** TASK GOAL **
Print all the data, keeping every line exactly as it is.

** PROVIDED DATA **
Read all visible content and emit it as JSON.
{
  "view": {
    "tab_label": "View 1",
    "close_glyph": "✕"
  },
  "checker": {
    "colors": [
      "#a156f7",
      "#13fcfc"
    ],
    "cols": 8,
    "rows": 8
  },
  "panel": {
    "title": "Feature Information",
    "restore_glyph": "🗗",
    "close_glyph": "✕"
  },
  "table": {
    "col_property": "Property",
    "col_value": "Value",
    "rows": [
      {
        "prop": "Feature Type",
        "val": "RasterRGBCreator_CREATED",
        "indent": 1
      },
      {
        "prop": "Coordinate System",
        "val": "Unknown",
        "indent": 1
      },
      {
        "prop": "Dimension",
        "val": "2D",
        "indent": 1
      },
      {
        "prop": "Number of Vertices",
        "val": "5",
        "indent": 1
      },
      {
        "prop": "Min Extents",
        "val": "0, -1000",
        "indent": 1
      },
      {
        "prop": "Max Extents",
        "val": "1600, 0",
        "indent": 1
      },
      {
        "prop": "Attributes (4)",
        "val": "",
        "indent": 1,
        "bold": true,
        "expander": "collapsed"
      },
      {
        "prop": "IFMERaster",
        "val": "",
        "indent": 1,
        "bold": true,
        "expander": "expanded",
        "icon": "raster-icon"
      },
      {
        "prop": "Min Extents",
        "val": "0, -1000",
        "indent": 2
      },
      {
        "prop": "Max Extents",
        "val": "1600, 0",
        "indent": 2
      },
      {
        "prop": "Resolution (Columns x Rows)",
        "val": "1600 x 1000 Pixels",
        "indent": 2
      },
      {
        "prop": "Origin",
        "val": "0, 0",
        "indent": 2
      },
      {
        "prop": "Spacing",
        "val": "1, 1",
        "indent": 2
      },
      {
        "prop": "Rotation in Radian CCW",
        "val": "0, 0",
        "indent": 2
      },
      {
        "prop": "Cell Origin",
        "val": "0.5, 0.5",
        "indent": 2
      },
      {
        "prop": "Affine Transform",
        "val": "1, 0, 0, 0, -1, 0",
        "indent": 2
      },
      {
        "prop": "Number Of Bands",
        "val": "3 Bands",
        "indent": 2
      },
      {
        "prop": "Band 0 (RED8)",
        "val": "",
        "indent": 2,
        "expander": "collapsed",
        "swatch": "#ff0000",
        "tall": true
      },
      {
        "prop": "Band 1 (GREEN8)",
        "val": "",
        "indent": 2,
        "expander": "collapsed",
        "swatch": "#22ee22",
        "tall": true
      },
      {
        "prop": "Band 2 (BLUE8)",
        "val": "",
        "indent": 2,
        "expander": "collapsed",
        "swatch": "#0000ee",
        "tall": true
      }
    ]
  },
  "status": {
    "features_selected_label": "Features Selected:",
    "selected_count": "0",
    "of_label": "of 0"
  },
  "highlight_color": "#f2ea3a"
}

** RESULT OF THIS TASK **
Read all visible content and emit it as JSON.
{
  "view": {
    "tab_label": "View 1",
    "close_glyph": "✕"
  },
  "checker": {
    "colors": [
      "#a156f7",
      "#13fcfc"
    ],
    "cols": 8,
    "rows": 8
  },
  "panel": {
    "title": "Feature Information",
    "restore_glyph": "🗗",
    "close_glyph": "✕"
  },
  "table": {
    "col_property": "Property",
    "col_value": "Value",
    "rows": [
      {
        "prop": "Feature Type",
        "val": "RasterRGBCreator_CREATED",
        "indent": 1
      },
      {
        "prop": "Coordinate System",
        "val": "Unknown",
        "indent": 1
      },
      {
        "prop": "Dimension",
        "val": "2D",
        "indent": 1
      },
      {
        "prop": "Number of Vertices",
        "val": "5",
        "indent": 1
      },
      {
        "prop": "Min Extents",
        "val": "0, -1000",
        "indent": 1
      },
      {
        "prop": "Max Extents",
        "val": "1600, 0",
        "indent": 1
      },
      {
        "prop": "Attributes (4)",
        "val": "",
        "indent": 1,
        "bold": true,
        "expander": "collapsed"
      },
      {
        "prop": "IFMERaster",
        "val": "",
        "indent": 1,
        "bold": true,
        "expander": "expanded",
        "icon": "raster-icon"
      },
      {
        "prop": "Min Extents",
        "val": "0, -1000",
        "indent": 2
      },
      {
        "prop": "Max Extents",
        "val": "1600, 0",
        "indent": 2
      },
      {
        "prop": "Resolution (Columns x Rows)",
        "val": "1600 x 1000 Pixels",
        "indent": 2
      },
      {
        "prop": "Origin",
        "val": "0, 0",
        "indent": 2
      },
      {
        "prop": "Spacing",
        "val": "1, 1",
        "indent": 2
      },
      {
        "prop": "Rotation in Radian CCW",
        "val": "0, 0",
        "indent": 2
      },
      {
        "prop": "Cell Origin",
        "val": "0.5, 0.5",
        "indent": 2
      },
      {
        "prop": "Affine Transform",
        "val": "1, 0, 0, 0, -1, 0",
        "indent": 2
      },
      {
        "prop": "Number Of Bands",
        "val": "3 Bands",
        "indent": 2
      },
      {
        "prop": "Band 0 (RED8)",
        "val": "",
        "indent": 2,
        "expander": "collapsed",
        "swatch": "#ff0000",
        "tall": true
      },
      {
        "prop": "Band 1 (GREEN8)",
        "val": "",
        "indent": 2,
        "expander": "collapsed",
        "swatch": "#22ee22",
        "tall": true
      },
      {
        "prop": "Band 2 (BLUE8)",
        "val": "",
        "indent": 2,
        "expander": "collapsed",
        "swatch": "#0000ee",
        "tall": true
      }
    ]
  },
  "status": {
    "features_selected_label": "Features Selected:",
    "selected_count": "0",
    "of_label": "of 0"
  },
  "highlight_color": "#f2ea3a"
}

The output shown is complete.